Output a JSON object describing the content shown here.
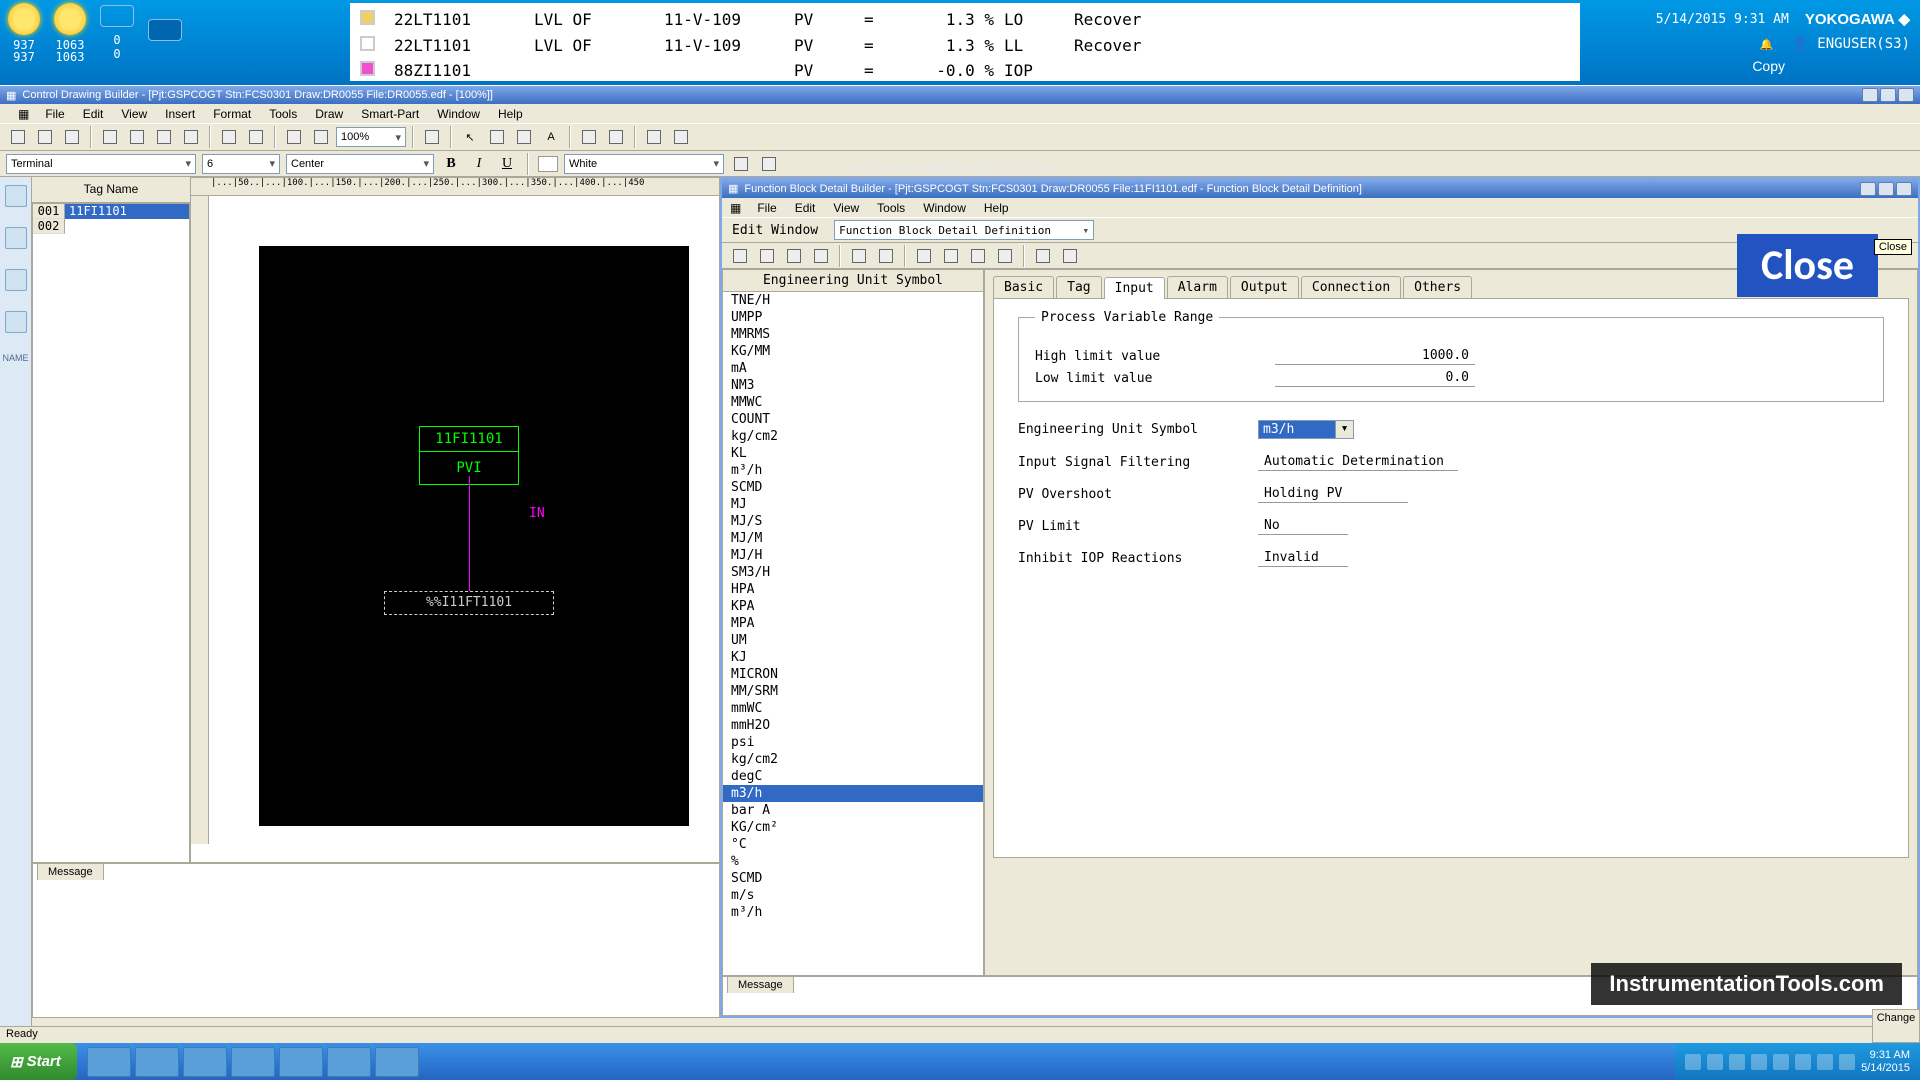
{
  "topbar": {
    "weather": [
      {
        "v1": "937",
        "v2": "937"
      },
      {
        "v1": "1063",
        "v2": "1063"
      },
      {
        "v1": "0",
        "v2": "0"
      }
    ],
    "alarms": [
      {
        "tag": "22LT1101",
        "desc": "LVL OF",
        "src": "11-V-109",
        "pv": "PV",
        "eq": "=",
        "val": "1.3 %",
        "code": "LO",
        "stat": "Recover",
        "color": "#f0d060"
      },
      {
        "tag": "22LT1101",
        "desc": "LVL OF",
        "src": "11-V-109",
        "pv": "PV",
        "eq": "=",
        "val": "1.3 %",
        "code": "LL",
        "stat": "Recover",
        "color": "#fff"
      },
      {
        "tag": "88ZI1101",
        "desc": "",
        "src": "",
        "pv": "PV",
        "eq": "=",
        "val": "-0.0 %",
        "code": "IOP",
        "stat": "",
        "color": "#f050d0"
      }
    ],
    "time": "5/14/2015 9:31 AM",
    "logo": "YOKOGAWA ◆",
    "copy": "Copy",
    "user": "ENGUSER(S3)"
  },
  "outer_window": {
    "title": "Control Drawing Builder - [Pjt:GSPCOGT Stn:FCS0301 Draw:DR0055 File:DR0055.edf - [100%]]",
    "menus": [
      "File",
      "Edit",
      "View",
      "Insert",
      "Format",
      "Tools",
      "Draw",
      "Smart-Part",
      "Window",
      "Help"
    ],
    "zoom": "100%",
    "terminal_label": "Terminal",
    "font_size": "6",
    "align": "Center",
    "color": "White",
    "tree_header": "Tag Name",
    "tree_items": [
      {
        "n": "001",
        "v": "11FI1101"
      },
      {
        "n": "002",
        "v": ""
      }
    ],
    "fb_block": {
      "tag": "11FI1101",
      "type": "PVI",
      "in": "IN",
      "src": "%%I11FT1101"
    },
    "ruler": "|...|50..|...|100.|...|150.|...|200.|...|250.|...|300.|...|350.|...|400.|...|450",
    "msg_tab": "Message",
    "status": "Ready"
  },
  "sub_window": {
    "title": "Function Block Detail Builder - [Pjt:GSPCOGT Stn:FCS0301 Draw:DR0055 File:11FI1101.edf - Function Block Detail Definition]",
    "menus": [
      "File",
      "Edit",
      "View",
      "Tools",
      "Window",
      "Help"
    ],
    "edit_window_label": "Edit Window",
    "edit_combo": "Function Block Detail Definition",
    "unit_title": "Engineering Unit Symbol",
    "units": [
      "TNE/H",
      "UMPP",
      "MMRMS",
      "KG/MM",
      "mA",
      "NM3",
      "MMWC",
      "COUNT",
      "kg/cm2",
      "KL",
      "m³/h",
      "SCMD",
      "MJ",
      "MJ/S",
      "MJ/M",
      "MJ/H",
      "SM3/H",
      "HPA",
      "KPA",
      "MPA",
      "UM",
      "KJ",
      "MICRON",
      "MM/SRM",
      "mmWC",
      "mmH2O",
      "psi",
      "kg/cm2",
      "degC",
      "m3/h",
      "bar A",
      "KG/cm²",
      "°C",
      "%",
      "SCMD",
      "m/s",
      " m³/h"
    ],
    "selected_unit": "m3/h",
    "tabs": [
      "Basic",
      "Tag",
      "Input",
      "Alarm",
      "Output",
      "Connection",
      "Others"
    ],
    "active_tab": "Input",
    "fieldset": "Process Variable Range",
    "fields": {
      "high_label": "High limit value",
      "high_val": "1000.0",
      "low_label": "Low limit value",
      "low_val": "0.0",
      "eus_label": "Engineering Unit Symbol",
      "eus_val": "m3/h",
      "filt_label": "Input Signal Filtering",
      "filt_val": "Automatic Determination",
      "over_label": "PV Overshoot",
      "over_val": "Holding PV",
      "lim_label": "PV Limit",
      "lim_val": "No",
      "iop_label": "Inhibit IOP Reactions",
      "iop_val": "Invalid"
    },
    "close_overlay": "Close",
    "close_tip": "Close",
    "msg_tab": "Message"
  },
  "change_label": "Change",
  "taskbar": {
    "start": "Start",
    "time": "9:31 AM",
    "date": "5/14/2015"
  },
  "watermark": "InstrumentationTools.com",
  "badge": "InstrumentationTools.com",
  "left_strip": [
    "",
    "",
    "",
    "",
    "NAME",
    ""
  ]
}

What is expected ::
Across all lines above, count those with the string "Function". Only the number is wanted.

Exercise solution ::
2